My mother re-married in 1990 to a man she met in AA, shortly after she divorced from my father. He was a great man that nurtured my appreciation for style, art, music and pop culture. Unbeknownst to my mother, we’d play hookie from work and school then sneak to the mall. At Dillards, he would teach me the importance of looking good. “If you have two men with the same qualifications, applying for the same job, the one that’s dressed better is going to get it!” He would explain as we perused the pastel pique Polo shirts in Ralph Lauren. Oh, how he loved, Polo. On Sunday mornings we would watch CNN together, first gadgets of the future, then Style with Elsa Klensch. We agreed that Versace was too ostentatious and that Calvin Klein and Michael Kors had it going on. Mom would make pancakes with peanut butter, creamy not crunchy, bacon and maple syrup. I treasure those memories. With those brief moments devine, the intervals however were dark and violent. The fighting was continuous, it never stopped. The car chasing, the hitting, the screaming, the cops, fist fighting in the yard for all the neighbors to see. My mom would hang our skeletons in the yard for the town to take notice, and they did. In 7th grade, CPS came to my school and pulled me out of class with out warnings to my parents. They checked me for bruising and asked me if I knew where my private parts were. It was humiliating. I hated my mom for this. To be honest, the kids at school weren’t any better… In 5th grade I was called a FAG hourly it seemed, well depending on which boys were in which class. It was always the same though… Fag, Girl, Queer. If anyone was seen talking to me it meant that they too were also fags. So no one spoke to me. I was 10 when I had my first thoughts of suicide. I was 10 when I began to eat. I was 10 when I made my plan to die. Wes, my step-father, was the only one taking notice of this. I like to think he knew the secret that tortured me, sadly I’ll never no for sure. I do know that he came into my life at the exact moment I really needed him. In recovery we refer to that as, “God doing for us what we can’t do for ourselves.” Still, the fighting never stopped.
On my 14th birthday Wes died from a massive heart attack while I was at the movies, with my biological father. When I got to the hospital, my family was already there with what must have been a dozen people from AA. When my grandmother went to console me I ran to the bathroom and hid.

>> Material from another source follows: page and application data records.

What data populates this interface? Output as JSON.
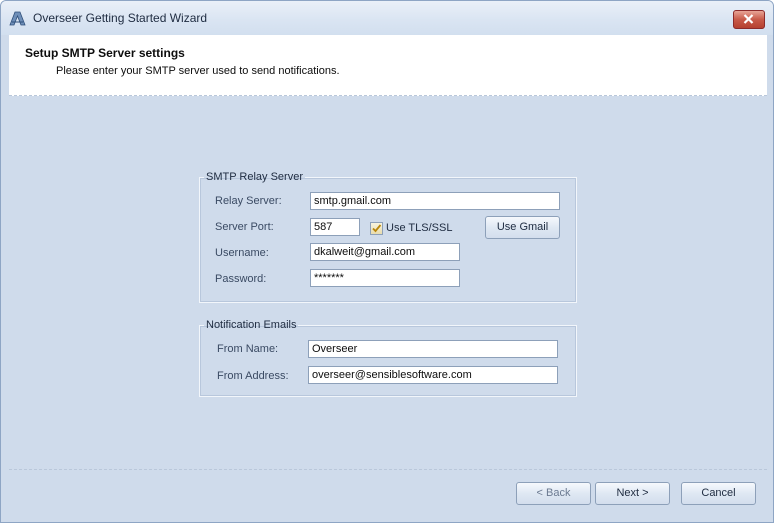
{
  "window": {
    "title": "Overseer Getting Started Wizard"
  },
  "header": {
    "title": "Setup SMTP Server settings",
    "subtitle": "Please enter your SMTP server used to send notifications."
  },
  "smtp_group": {
    "legend": "SMTP Relay Server",
    "relay_server_label": "Relay Server:",
    "relay_server_value": "smtp.gmail.com",
    "server_port_label": "Server Port:",
    "server_port_value": "587",
    "use_tls_label": "Use TLS/SSL",
    "use_tls_checked": true,
    "use_gmail_label": "Use Gmail",
    "username_label": "Username:",
    "username_value": "dkalweit@gmail.com",
    "password_label": "Password:",
    "password_value": "*******"
  },
  "notification_group": {
    "legend": "Notification Emails",
    "from_name_label": "From Name:",
    "from_name_value": "Overseer",
    "from_address_label": "From Address:",
    "from_address_value": "overseer@sensiblesoftware.com"
  },
  "footer": {
    "back_label": "< Back",
    "next_label": "Next >",
    "cancel_label": "Cancel"
  },
  "colors": {
    "background": "#cfdbeb",
    "close_button": "#c85a49"
  },
  "icons": {
    "app": "overseer-app-icon",
    "close": "close-icon",
    "checkbox": "checkmark-icon"
  }
}
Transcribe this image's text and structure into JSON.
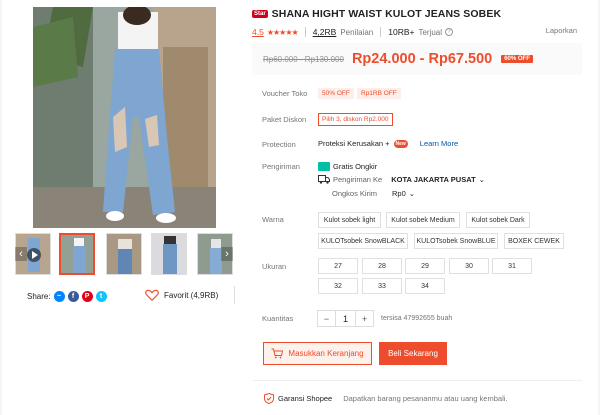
{
  "product": {
    "star_badge": "Star",
    "title": "SHANA HIGHT WAIST KULOT JEANS SOBEK",
    "rating_value": "4.5",
    "rating_stars": 4.5,
    "reviews_count": "4,2RB",
    "reviews_label": "Penilaian",
    "sold_count": "10RB+",
    "sold_label": "Terjual",
    "report_label": "Laporkan"
  },
  "price": {
    "original_range": "Rp60.000 - Rp130.000",
    "current_range": "Rp24.000 - Rp67.500",
    "discount_badge": "60% OFF"
  },
  "voucher": {
    "label": "Voucher Toko",
    "tags": [
      "50% OFF",
      "Rp1RB OFF"
    ]
  },
  "bundle": {
    "label": "Paket Diskon",
    "tag": "Pilih 3, diskon Rp2.000"
  },
  "protection": {
    "label": "Protection",
    "text": "Proteksi Kerusakan +",
    "new_badge": "New",
    "learn_more": "Learn More"
  },
  "shipping": {
    "label": "Pengiriman",
    "free_label": "Gratis Ongkir",
    "to_label": "Pengiriman Ke",
    "to_value": "KOTA JAKARTA PUSAT",
    "cost_label": "Ongkos Kirim",
    "cost_value": "Rp0"
  },
  "variants": {
    "color_label": "Warna",
    "colors": [
      "Kulot sobek light",
      "Kulot sobek Medium",
      "Kulot sobek Dark",
      "KULOTsobek SnowBLACK",
      "KULOTsobek SnowBLUE",
      "BOXEK CEWEK"
    ],
    "size_label": "Ukuran",
    "sizes": [
      "27",
      "28",
      "29",
      "30",
      "31",
      "32",
      "33",
      "34"
    ]
  },
  "quantity": {
    "label": "Kuantitas",
    "minus": "−",
    "value": "1",
    "plus": "+",
    "stock_text": "tersisa 47992655 buah"
  },
  "actions": {
    "add_to_cart": "Masukkan Keranjang",
    "buy_now": "Beli Sekarang"
  },
  "guarantee": {
    "label": "Garansi Shopee",
    "description": "Dapatkan barang pesananmu atau uang kembali."
  },
  "share": {
    "label": "Share:",
    "favorite_label": "Favorit (4,9RB)"
  },
  "colors": {
    "accent": "#ee4d2d",
    "star": "#ee4d2d",
    "messenger": "#0084ff",
    "facebook": "#3b5999",
    "pinterest": "#de0217",
    "twitter": "#10c2ff"
  }
}
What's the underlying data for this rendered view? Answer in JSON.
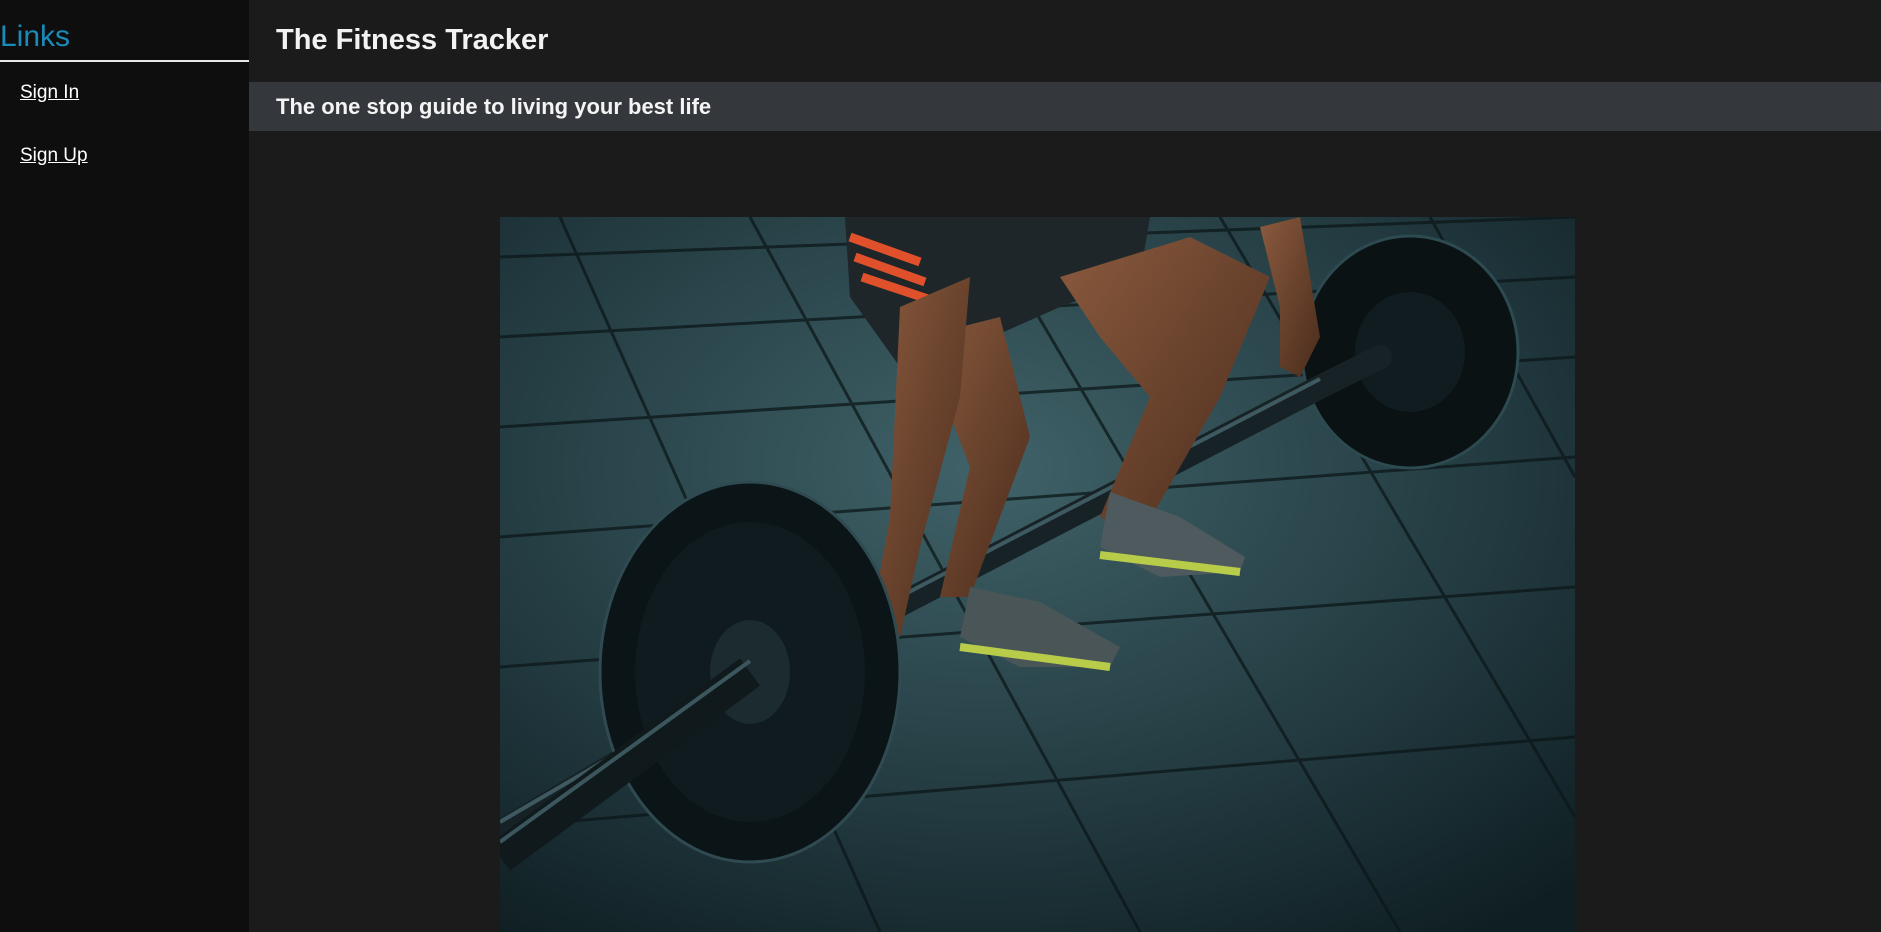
{
  "sidebar": {
    "title": "Links",
    "links": [
      {
        "label": "Sign In"
      },
      {
        "label": "Sign Up"
      }
    ]
  },
  "header": {
    "title": "The Fitness Tracker",
    "subtitle": "The one stop guide to living your best life"
  },
  "hero": {
    "icon": "barbell-deadlift-photo"
  },
  "colors": {
    "accent": "#1a8bb8",
    "background": "#1b1b1b",
    "sidebar": "#0e0e0e",
    "subheader": "#34373b"
  }
}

I didn’t want anyone to see that I was laughing, I was laughing uncontrollably and could not stop! At the time I didn’t know why I was doing this. I felt terrible, but I couldn’t stop! I was so happy! It was over, all of it, the fighting, the screaming, the cops… Over. I’ve never shared this with anyone, not even with my mother or closest friends. I still carry this shame around with me and have never truly morned his death. It haunts me. It wasn’t until last night that I remembered, then realized, that this was the beginning of my disease. I don’t have a conclusion for you… I just needed to share.
My name is Brock Cravy and I’m addicted to me.